Task statement: Output every record exactly, and nothing more.

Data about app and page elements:

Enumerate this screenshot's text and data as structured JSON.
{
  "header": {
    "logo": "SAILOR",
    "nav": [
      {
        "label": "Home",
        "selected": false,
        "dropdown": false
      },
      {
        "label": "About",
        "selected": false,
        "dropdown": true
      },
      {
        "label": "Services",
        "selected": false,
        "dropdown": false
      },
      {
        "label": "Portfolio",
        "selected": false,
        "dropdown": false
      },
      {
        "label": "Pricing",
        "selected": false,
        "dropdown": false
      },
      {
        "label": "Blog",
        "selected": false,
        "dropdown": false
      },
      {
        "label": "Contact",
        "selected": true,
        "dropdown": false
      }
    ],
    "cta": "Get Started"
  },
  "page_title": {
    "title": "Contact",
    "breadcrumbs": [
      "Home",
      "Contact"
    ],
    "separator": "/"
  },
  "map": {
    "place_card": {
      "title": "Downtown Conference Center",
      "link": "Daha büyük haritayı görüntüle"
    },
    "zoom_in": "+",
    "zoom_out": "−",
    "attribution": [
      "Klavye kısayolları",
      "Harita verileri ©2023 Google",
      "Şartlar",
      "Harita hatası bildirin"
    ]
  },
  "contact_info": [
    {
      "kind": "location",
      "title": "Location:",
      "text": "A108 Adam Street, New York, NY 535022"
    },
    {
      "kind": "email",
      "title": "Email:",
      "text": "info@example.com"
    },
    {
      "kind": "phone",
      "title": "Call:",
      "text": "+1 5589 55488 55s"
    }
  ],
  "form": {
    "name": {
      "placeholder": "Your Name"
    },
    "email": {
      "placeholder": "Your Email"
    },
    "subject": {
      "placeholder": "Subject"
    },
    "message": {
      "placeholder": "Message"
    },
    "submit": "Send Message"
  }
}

Exercise answer:
Enumerate this screenshot's text and data as structured JSON.
{
  "header": {
    "logo": "SAILOR",
    "nav": [
      {
        "label": "Home",
        "selected": false,
        "dropdown": false
      },
      {
        "label": "About",
        "selected": false,
        "dropdown": true
      },
      {
        "label": "Services",
        "selected": false,
        "dropdown": false
      },
      {
        "label": "Portfolio",
        "selected": false,
        "dropdown": false
      },
      {
        "label": "Pricing",
        "selected": false,
        "dropdown": false
      },
      {
        "label": "Blog",
        "selected": false,
        "dropdown": false
      },
      {
        "label": "Contact",
        "selected": true,
        "dropdown": false
      }
    ],
    "cta": "Get Started"
  },
  "page_title": {
    "title": "Contact",
    "breadcrumbs": [
      "Home",
      "Contact"
    ],
    "separator": "/"
  },
  "map": {
    "place_card": {
      "title": "Downtown Conference Center",
      "link": "Daha büyük haritayı görüntüle"
    },
    "zoom_in": "+",
    "zoom_out": "−",
    "attribution": [
      "Klavye kısayolları",
      "Harita verileri ©2023 Google",
      "Şartlar",
      "Harita hatası bildirin"
    ]
  },
  "contact_info": [
    {
      "kind": "location",
      "title": "Location:",
      "text": "A108 Adam Street, New York, NY 535022"
    },
    {
      "kind": "email",
      "title": "Email:",
      "text": "info@example.com"
    },
    {
      "kind": "phone",
      "title": "Call:",
      "text": "+1 5589 55488 55s"
    }
  ],
  "form": {
    "name": {
      "placeholder": "Your Name"
    },
    "email": {
      "placeholder": "Your Email"
    },
    "subject": {
      "placeholder": "Subject"
    },
    "message": {
      "placeholder": "Message"
    },
    "submit": "Send Message"
  }
}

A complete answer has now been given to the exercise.